these wonders of nature, which traditionally filled the pages of natural history magazines
have attracted the attention of materials scientists over the past decades. They have often
been presented as models to design and engineer optimal structures. And this renewed
interest in natural systems has undoubtedly brought about innovating strategies in
chemistry, materials science and nanotechnology....
Advances in stem cell biology and biomaterials development in the late 1990s have helped
drive on an ever expanding body of research in the field of tissue engineering and regenerative
medicine. Scientists realized that the key to future success of functional tissues is bridging the gap
between developmental biology and tissue engineering. We are all amazed by the high degree of
sophistication and miniaturization found in nature. Nature is, indeed, a school of science.
Since their first introduction, metallic biomaterials have always been designed to
be corrosion resistant. For decades, this paradigm has become the mainframe of
the biomaterials world. It has been cited in thousands of scientific papers and
taught in hundreds of courses of materials for biomedical devices. It has also been
followed by industries in developing millions of medical devices until today.
Nowadays, with the advent of tissue engineering, biomaterials are envisaged to
actively interact with the body.
Currently, adult cells seem to have certain
advantages regarding rapid clinical translation. Most biomaterials used in Tissue
Engineering are based on acellular matrices or polyglycolic acid. Both materials
must provide tissue support until the cells produce their own extracellular matrix.
Ideally, they degrade thereafter without any toxic byproducts. Over the last years
we started to understand the influence of the biomechanical environment allowing
these cell-biomaterial composites to unfold their full functional potential.
The life cycle of the retrovirus consist of several steps. It begins with the binding of the viral
envelope to cellular receptors, which enables fusion of the viral envelope with the cellular
membrane. Consequently, the viral particle is uncoated, liberating the viral core into the cell
cytoplasm. The viral DNA is reverse transcribed to DNA. Then, the viral DNA is
transported to the nucleus where it is integrated into the host cell’s genome.
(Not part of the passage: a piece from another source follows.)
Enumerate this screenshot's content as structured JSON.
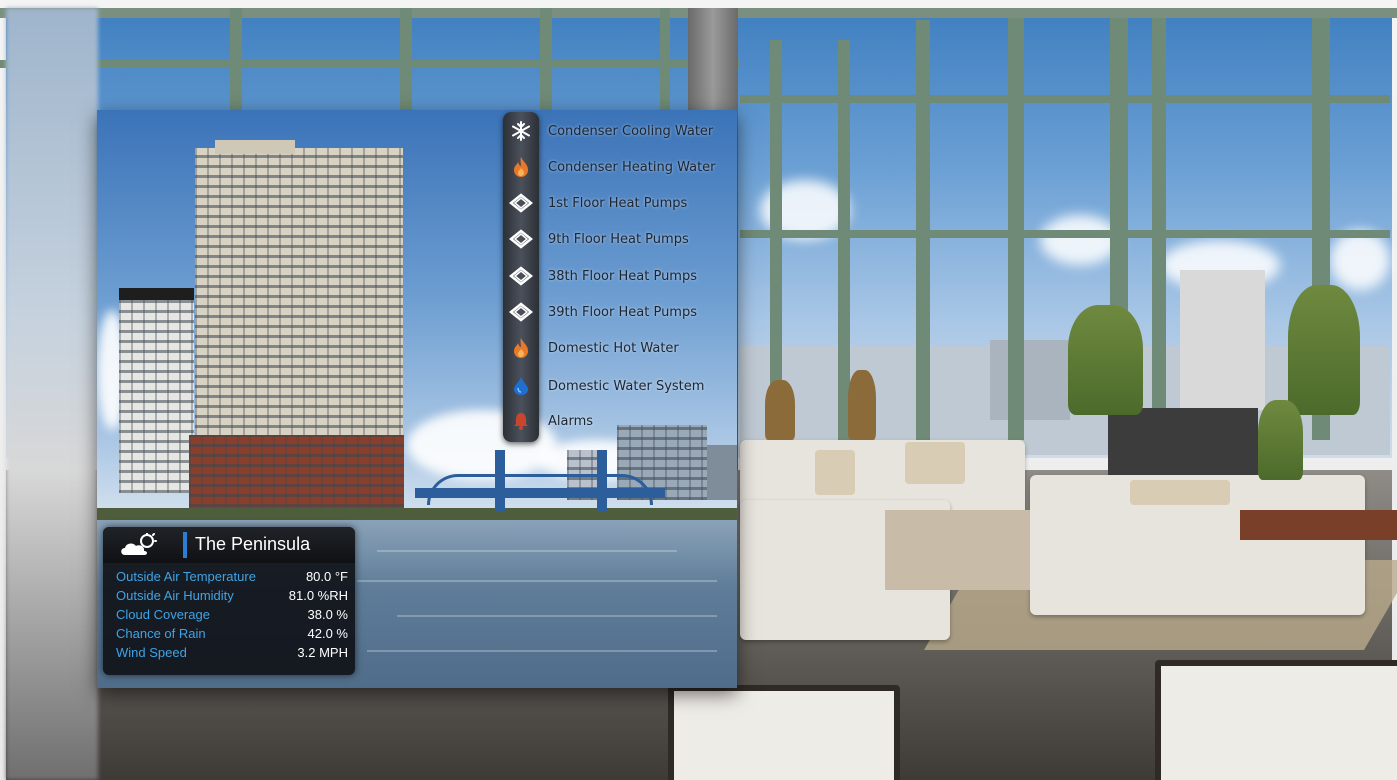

From there,
viral DNA is transcribed to RNA, some of which is translated to proteins.
This volume contains the proceedings of the Second International Conference on Biomedical Electronics and
Devices (BIODEVICES 2009), organized by the Institute for Systems and Technologies of
Information Control and Communication (INSTICC), technically co-sponsored by the IEEE
Engineering in Medicine and Biology Society (EMB), in cooperation with AAAI and endorsed by
The field of biomedical engineering has expanded markedly in the past ten years. This growth
is supported by advances in biological science, which have created new opportunities for
development of tools for diagnosis and therapy for human disease. The discipline focuses
both on development of new biomaterials, analytical methodologies and on the application of
concepts drawn from engineering, computing, mathematics, chemical and physical sciences
to advance biomedical knowledge while improving the effectiveness and delivery of clinical
Two major approaches to cryopreservation are known, i.e., conventional freeze-thaw
procedures and vitrification, which is defined as a glass-like solidification (Karlsson &
Toner, 1996). While freeze-thaw procedures minimize the probability of intracellular ice
formation, vitrification attempts to prevent ice formation throughout the entire sample
during the cooling and warming process (Kuleshova et al., 2007). Recently, the potential of
vitrification has been tested for tissue-engineered constructs.
This book will be of interest to anyone interested in the application of Tissue
Engineering. It offers a wide range of topics, including the use of stem cells and adult
stem cells, their applications and the development of a tailored biomaterial,
highlighting the importance of cell-biomaterial interaction. It offers insights into a wide variety of cells and biomaterials, explaining the groundwork required to open
the avenue to the next generation biotechnology, which is Tissue Engineering.